___ DATA PROVIDED ___
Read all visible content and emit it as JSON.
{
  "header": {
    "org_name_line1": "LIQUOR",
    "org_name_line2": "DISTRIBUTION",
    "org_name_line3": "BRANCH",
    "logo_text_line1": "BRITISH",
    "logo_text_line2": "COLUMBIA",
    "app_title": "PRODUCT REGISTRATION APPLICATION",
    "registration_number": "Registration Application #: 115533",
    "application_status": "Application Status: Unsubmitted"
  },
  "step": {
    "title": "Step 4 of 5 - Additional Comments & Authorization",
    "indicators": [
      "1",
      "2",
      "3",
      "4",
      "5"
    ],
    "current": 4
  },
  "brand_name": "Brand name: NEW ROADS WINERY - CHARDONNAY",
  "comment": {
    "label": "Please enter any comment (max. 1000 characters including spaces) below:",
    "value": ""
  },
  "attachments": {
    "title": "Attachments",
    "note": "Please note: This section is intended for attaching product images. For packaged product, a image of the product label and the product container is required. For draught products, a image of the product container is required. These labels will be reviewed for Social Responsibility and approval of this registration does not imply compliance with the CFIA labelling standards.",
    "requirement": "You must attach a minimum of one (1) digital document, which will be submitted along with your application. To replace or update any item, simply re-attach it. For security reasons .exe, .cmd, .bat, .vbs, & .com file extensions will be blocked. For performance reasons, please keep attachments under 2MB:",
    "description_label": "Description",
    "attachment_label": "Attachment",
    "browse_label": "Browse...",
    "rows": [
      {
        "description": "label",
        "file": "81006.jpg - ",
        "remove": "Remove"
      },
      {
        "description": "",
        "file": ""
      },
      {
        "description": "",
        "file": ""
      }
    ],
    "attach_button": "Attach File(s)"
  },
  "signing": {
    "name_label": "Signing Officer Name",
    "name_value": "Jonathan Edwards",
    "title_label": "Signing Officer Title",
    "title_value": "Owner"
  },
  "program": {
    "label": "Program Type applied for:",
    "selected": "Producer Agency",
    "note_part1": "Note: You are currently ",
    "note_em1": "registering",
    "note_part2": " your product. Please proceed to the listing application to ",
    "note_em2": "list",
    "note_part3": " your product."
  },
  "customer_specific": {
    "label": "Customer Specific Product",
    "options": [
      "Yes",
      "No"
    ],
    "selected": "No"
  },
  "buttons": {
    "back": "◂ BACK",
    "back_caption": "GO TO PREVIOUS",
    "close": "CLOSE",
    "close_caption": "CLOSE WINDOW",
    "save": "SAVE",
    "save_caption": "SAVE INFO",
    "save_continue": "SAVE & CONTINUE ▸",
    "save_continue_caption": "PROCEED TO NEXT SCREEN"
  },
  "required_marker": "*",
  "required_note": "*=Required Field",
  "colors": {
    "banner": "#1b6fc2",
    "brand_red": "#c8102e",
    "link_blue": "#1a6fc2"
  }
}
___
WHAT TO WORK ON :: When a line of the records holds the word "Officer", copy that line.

ANSWER TO THE EXERCISE ::
    "name_label": "Signing Officer Name",
    "title_label": "Signing Officer Title",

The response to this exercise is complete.